...My maternal grandparents lived to be 86 and 91; their two professional daughters, my mother and aunt, died at 66 and 49 respectively. My paternal grandfather lived to be 81, his son, my father died at 75. The older generation lived pretty much in one place, rarely if ever traveled, and set their schedule by the natural year. They worked within sight on their farmhouses, ate much of what they grew, and were up at 4 and in bed at 9 or 10.Even if a virtue is made out of necessity, it is still a virtue.
My parents, in contrast, entered the rat race and all that entailed, and toward the end of their lives understood the toll it took. I don’t want to romanticize farm life; I found it brutal and dangerous, but the wear is of a different sort.
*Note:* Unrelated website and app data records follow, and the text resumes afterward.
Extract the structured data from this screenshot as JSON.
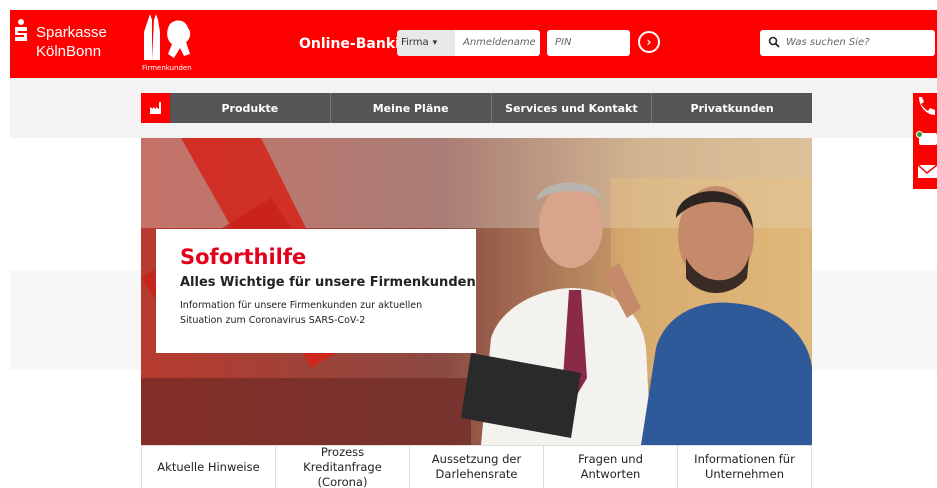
{
  "brand": {
    "line1": "Sparkasse",
    "line2": "KölnBonn",
    "segment_label": "Firmenkunden"
  },
  "login": {
    "title": "Online-Banking",
    "type_select": "Firma",
    "username_placeholder": "Anmeldename",
    "pin_placeholder": "PIN"
  },
  "search": {
    "placeholder": "Was suchen Sie?"
  },
  "nav": {
    "items": [
      "Produkte",
      "Meine Pläne",
      "Services und Kontakt",
      "Privatkunden"
    ]
  },
  "hero": {
    "title": "Soforthilfe",
    "subtitle": "Alles Wichtige für unsere Firmenkunden",
    "text": "Information für unsere Firmenkunden zur aktuellen Situation zum Coronavirus SARS-CoV-2"
  },
  "tabs": [
    "Aktuelle Hinweise",
    "Prozess Kreditanfrage (Corona)",
    "Aussetzung der Darlehensrate",
    "Fragen und Antworten",
    "Informationen für Unternehmen"
  ],
  "colors": {
    "brand_red": "#ff0000",
    "nav_gray": "#555555",
    "headline_red": "#e3001b"
  },
  "icons": [
    "sparkasse-s-logo",
    "cathedral-lion-logo",
    "chevron-down-icon",
    "arrow-right-icon",
    "search-icon",
    "factory-home-icon",
    "phone-icon",
    "chat-icon",
    "mail-icon"
  ]
}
A critical question--no less critical for being obvious--for individuals and civilizations: how, if at all, can the indispensable time-tested virtues be created without the harshness and brutality of necessity?